Each I year I have the privilege to guest lecture for the speech-language pathology graduate students at the University of Cincinnati (UC) and Miami University. This summer, the UC class submitted questions to me ahead of time – a first. Here is what the pile looked like.
I was excited to read the questions. Yes, all of them! Questions are so important. They lead us to a better understanding of what is happening, why things happen, and if our opinions need to change. Questions vary depending on your perspective and experience. You will see this reflected in the way they are asked.
Over the next few months I am going to feature some of the inquiries I received from the students such as:
“Because Down syndrome is easy to detect early, how early for you suggest beginning intervention for these children?”
“Do you face any behavior issues when working with children with DS?”
“Is there any speech improvement or difference with children with Down syndrome who have undergone surgical intervention such as tongue reduction surgery?”

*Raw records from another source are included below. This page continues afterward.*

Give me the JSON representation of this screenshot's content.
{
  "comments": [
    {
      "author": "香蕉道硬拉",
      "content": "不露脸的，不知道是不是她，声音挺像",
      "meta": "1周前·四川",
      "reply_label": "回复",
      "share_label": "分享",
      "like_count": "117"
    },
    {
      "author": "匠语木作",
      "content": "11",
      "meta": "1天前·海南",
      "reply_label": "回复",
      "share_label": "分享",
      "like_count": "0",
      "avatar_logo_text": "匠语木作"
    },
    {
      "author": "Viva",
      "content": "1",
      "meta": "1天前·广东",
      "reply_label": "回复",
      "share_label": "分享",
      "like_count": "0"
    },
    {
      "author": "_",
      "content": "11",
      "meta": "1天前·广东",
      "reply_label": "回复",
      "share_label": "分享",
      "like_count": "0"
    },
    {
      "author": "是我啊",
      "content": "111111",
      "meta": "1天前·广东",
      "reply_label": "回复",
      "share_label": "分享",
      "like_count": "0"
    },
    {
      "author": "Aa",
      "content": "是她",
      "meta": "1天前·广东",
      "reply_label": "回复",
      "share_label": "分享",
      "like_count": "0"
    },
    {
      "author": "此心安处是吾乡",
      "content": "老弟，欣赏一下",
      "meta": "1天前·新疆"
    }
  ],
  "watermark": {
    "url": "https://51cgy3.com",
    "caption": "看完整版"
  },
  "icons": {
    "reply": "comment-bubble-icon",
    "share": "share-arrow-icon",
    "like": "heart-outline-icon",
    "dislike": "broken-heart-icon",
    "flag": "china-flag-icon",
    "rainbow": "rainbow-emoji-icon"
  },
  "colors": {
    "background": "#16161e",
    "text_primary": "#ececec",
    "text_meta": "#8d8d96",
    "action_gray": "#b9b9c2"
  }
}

“What types of things do you use the most to motivate these individuals with Down syndrome to work on their communication skills?”
“What are some of the biggest challenges from adolescents into adulthood for individuals with Down syndrome?”
Just a taste taken from seven typed pages of student questions. Students that one day may work with children with DS. I love teaching and sharing my experience. Dispelling myths, creating excitement, exploring truths – As a guest lecturer I get all of the fun and none of the grading (my professor husband is quick to remind me of this). I’m looking forward to sharing answers to some of these questions in posts very soon!
In the meantime, are you a parent or professional working with young children with DS? If so, please join me on Friday, March 21 at 4 PM EST for Building a Foundation for Successful Communication, one of many sessions being offered through the online 321 eConference. I will talk about how early communication is affected by other areas (e.g., motor skills, cognition, sensory needs, etc) and how to create opportunities for talking.